MATERIAL FOR THIS TASK:
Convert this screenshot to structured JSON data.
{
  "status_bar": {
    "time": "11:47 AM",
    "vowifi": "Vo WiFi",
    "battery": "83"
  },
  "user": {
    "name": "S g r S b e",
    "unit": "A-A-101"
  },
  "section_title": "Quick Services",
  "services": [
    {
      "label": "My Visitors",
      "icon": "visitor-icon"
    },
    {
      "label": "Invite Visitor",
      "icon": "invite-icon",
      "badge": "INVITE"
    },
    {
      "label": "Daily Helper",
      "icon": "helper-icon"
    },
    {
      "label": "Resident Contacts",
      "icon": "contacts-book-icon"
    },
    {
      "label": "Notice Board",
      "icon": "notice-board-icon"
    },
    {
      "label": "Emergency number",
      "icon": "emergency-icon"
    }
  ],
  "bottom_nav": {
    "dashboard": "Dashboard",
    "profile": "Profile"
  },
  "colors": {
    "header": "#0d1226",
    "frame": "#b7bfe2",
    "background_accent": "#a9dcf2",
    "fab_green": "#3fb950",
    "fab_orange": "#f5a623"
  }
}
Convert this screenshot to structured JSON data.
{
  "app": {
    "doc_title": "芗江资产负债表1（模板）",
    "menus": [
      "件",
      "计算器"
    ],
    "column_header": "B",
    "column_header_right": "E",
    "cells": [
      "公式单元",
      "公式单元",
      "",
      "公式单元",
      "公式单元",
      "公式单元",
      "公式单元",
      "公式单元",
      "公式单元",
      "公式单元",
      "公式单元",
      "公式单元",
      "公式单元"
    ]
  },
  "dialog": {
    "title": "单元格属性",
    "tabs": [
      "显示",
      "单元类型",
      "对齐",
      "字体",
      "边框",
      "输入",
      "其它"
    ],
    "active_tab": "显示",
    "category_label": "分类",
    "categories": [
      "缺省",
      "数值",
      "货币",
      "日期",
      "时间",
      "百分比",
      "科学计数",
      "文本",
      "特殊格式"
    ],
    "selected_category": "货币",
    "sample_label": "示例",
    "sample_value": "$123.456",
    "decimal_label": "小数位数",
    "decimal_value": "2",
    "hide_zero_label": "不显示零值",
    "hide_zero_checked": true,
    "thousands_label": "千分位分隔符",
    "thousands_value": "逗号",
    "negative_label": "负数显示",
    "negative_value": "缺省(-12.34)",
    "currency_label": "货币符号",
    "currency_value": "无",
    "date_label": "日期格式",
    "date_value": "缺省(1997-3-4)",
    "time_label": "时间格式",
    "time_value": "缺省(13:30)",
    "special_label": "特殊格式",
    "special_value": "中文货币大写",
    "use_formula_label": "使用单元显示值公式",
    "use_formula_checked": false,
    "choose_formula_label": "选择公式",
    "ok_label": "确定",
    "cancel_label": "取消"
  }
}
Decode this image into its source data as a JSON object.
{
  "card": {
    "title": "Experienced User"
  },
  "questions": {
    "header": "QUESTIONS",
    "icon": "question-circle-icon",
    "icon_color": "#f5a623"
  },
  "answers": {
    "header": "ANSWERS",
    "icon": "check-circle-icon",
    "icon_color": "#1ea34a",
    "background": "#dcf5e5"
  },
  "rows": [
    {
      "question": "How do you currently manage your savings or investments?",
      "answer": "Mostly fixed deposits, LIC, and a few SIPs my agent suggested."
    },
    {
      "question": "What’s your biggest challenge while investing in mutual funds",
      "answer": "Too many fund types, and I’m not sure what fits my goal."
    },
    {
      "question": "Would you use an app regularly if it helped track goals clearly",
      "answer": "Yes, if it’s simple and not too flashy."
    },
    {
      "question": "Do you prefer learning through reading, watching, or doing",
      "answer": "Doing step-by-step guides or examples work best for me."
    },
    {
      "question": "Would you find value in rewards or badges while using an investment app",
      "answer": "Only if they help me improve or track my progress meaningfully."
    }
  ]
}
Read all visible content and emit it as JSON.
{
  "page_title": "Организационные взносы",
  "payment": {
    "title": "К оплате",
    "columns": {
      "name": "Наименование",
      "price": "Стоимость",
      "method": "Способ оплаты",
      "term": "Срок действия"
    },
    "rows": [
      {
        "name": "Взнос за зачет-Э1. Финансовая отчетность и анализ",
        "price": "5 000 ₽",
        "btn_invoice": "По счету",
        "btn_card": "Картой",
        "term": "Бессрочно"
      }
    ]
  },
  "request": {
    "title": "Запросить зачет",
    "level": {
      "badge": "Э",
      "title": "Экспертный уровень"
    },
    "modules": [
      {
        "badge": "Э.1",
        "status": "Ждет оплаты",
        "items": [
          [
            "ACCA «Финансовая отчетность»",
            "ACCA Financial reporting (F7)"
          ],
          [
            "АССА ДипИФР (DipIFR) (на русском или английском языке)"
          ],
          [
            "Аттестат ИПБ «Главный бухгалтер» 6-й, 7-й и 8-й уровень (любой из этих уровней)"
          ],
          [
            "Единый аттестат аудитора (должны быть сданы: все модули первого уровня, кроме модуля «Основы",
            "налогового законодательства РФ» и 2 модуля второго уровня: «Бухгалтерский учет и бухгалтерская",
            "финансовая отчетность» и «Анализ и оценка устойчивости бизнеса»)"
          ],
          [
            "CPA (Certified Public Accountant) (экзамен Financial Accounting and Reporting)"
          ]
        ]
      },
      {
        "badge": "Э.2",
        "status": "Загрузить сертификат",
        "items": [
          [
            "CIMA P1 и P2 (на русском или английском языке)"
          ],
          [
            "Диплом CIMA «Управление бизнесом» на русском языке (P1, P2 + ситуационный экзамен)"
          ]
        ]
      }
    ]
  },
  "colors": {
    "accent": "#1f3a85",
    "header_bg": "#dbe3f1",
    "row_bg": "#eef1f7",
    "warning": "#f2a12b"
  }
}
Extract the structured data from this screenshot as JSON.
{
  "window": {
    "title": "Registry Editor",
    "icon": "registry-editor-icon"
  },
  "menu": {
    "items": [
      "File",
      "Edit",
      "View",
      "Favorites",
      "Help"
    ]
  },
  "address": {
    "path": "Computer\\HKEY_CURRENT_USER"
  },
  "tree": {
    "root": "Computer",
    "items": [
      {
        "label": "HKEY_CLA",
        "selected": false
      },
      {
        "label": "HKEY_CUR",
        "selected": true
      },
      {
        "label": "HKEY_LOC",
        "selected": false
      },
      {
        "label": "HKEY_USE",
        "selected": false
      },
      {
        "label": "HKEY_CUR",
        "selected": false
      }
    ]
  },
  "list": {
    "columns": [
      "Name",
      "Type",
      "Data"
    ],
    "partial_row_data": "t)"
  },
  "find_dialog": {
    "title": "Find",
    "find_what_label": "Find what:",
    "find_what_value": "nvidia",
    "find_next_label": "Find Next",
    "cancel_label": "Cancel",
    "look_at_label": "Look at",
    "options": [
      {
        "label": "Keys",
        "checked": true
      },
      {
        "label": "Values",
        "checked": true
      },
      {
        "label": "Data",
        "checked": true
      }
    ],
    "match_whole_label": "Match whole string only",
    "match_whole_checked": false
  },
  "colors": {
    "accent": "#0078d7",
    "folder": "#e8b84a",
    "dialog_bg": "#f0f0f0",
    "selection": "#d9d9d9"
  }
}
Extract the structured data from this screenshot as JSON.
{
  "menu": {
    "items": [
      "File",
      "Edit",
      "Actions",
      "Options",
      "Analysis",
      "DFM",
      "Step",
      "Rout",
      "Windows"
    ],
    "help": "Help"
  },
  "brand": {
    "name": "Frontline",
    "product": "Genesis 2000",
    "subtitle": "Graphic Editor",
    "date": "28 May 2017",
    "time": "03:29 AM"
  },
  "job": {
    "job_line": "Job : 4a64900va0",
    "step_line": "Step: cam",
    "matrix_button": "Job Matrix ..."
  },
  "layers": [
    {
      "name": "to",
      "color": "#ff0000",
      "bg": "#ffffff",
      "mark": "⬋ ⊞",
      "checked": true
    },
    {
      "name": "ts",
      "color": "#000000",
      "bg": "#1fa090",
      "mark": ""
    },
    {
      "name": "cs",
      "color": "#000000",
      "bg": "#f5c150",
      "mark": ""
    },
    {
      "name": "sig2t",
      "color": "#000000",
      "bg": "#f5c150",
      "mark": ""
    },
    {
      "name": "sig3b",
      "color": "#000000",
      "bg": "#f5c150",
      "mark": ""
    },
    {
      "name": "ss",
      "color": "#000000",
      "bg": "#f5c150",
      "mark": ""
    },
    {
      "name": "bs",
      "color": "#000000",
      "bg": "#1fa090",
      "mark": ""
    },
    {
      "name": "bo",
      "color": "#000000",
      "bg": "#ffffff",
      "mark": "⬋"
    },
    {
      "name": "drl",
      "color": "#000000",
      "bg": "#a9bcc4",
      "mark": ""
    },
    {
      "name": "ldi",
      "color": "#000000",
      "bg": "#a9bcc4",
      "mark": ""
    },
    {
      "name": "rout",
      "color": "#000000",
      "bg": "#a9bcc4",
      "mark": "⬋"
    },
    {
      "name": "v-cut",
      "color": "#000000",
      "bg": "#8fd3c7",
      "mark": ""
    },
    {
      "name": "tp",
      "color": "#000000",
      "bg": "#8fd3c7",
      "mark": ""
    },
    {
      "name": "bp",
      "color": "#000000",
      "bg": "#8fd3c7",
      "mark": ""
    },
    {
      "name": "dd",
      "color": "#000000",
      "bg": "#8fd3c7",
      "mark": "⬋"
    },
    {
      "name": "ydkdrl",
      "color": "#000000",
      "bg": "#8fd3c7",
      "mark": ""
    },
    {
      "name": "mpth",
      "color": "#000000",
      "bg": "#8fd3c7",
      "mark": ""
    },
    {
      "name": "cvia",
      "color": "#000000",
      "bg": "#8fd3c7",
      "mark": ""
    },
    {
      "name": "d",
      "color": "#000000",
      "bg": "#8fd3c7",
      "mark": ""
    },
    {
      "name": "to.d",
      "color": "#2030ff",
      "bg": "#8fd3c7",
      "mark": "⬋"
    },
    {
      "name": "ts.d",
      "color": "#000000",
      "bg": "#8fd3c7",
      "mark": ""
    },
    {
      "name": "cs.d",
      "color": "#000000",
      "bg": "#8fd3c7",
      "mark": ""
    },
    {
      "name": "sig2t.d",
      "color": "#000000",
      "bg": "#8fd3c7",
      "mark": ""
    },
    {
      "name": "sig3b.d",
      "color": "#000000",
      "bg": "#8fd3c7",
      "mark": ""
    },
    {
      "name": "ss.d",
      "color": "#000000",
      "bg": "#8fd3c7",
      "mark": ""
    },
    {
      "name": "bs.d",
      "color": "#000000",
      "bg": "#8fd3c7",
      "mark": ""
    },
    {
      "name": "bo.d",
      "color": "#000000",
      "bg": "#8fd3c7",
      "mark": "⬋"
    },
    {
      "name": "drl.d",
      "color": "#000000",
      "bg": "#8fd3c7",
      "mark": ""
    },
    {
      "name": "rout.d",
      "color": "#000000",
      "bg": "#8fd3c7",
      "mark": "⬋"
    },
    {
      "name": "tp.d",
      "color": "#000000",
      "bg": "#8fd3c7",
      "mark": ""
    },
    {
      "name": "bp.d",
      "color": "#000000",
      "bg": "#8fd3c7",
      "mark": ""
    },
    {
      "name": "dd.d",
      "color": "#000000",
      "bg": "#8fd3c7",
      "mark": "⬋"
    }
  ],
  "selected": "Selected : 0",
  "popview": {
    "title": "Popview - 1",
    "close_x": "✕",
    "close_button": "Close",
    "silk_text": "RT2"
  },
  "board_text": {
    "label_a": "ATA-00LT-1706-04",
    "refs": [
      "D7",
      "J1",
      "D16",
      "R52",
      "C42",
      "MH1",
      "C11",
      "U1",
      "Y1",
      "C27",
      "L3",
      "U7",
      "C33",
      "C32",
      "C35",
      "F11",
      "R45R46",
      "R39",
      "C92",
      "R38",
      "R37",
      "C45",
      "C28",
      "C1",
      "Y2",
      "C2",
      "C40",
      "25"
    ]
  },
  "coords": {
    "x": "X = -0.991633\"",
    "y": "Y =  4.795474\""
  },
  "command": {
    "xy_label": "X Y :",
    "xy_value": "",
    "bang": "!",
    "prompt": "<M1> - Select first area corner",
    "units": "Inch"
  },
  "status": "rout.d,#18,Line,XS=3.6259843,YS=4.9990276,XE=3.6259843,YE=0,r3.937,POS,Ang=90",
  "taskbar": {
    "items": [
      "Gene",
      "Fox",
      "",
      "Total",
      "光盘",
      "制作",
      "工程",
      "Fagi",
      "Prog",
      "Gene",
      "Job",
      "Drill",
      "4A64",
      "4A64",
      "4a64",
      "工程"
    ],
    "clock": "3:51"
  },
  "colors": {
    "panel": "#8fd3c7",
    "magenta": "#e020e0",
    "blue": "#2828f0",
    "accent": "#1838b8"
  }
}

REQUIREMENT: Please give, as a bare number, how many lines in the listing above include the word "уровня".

SOLUTION: 2